[Items from an interface collection]
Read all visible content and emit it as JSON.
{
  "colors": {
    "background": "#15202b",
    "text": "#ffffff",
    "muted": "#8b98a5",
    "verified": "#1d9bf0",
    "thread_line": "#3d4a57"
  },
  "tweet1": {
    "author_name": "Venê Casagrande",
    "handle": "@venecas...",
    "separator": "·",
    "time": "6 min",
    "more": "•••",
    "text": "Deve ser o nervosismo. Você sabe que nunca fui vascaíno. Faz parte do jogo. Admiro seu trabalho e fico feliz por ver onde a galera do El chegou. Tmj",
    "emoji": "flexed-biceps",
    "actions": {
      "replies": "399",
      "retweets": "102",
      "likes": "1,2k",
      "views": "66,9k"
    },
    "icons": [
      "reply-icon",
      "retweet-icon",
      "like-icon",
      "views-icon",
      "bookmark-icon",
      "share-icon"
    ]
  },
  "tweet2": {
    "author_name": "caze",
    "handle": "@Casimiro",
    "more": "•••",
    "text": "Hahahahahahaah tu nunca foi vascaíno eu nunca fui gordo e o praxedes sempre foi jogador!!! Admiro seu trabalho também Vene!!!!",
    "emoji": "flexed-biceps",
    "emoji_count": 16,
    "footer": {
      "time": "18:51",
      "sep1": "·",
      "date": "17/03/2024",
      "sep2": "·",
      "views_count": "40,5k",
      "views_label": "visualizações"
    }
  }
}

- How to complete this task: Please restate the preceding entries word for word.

- Result of this task:
Read all visible content and emit it as JSON.
{
  "colors": {
    "background": "#15202b",
    "text": "#ffffff",
    "muted": "#8b98a5",
    "verified": "#1d9bf0",
    "thread_line": "#3d4a57"
  },
  "tweet1": {
    "author_name": "Venê Casagrande",
    "handle": "@venecas...",
    "separator": "·",
    "time": "6 min",
    "more": "•••",
    "text": "Deve ser o nervosismo. Você sabe que nunca fui vascaíno. Faz parte do jogo. Admiro seu trabalho e fico feliz por ver onde a galera do El chegou. Tmj",
    "emoji": "flexed-biceps",
    "actions": {
      "replies": "399",
      "retweets": "102",
      "likes": "1,2k",
      "views": "66,9k"
    },
    "icons": [
      "reply-icon",
      "retweet-icon",
      "like-icon",
      "views-icon",
      "bookmark-icon",
      "share-icon"
    ]
  },
  "tweet2": {
    "author_name": "caze",
    "handle": "@Casimiro",
    "more": "•••",
    "text": "Hahahahahahaah tu nunca foi vascaíno eu nunca fui gordo e o praxedes sempre foi jogador!!! Admiro seu trabalho também Vene!!!!",
    "emoji": "flexed-biceps",
    "emoji_count": 16,
    "footer": {
      "time": "18:51",
      "sep1": "·",
      "date": "17/03/2024",
      "sep2": "·",
      "views_count": "40,5k",
      "views_label": "visualizações"
    }
  }
}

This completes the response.